Just after 9/11/2001, I reviewed a book called Sputnik: The Shock of the Century by Paul Dickson.

The book has been reissued to take advantage of this anniversary.
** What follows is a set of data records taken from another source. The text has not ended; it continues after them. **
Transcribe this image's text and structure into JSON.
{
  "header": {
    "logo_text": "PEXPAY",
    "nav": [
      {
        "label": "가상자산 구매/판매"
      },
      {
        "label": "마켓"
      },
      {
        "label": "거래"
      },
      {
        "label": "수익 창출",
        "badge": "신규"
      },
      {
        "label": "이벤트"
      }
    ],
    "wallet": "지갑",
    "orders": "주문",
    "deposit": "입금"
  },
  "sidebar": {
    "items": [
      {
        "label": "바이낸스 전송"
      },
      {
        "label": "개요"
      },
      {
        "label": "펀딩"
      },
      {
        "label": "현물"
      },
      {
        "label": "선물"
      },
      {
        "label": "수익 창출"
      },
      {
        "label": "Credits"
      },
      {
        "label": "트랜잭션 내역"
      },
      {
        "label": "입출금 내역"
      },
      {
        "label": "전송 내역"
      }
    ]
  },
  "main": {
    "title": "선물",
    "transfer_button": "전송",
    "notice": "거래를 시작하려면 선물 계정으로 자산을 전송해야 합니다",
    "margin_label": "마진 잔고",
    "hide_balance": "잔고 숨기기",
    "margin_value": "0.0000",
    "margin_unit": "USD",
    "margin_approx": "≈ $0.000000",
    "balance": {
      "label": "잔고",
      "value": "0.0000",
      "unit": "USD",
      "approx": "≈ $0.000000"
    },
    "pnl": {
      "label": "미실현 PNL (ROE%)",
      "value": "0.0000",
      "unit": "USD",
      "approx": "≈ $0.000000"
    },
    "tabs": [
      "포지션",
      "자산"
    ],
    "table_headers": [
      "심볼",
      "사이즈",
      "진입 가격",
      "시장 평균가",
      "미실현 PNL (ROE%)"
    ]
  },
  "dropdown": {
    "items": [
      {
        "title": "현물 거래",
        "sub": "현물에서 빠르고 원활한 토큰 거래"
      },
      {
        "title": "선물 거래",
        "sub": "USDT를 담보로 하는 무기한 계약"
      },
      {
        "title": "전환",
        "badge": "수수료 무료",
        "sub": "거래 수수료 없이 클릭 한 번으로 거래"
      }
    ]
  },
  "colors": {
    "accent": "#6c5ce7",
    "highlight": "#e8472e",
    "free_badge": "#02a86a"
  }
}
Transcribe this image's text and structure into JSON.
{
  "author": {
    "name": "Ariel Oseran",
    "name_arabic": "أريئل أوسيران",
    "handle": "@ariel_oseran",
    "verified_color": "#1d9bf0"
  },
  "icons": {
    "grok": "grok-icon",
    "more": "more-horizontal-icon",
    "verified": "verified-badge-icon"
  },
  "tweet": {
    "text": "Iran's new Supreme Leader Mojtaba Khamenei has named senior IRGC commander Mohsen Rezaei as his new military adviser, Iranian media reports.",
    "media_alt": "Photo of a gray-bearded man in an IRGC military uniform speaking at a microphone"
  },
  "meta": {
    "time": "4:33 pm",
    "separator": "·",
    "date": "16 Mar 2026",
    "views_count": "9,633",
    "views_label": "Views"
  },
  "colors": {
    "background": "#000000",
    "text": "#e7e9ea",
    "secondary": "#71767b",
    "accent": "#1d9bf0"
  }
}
Click my name for my impressions of it.

Hillary has picked up Chris' terminology:

The pledge, which she laid out under a banner that read Reclaiming Our Commitment to Science & Innovation, was part of an agenda Clinton laid out to end what she called the Bush administration's "war on science."[emphasis added]

Way to go, Chris!

If Hillary Clinton truly supports expanding the space program, reestablishing the Office of Technology Assessment and meaningfully addressing our nation's contribution to climate change, well--that raises my opinion of her quite a bit.

And, I suspect, many other voters' opinions too.

It would be outstanding if this election were actually fought on the issues (science and space funding, healthcare, foreign policy, intelligent taxation).

By Ms. Krieger (not verified) on 04 Oct 2007 #permalink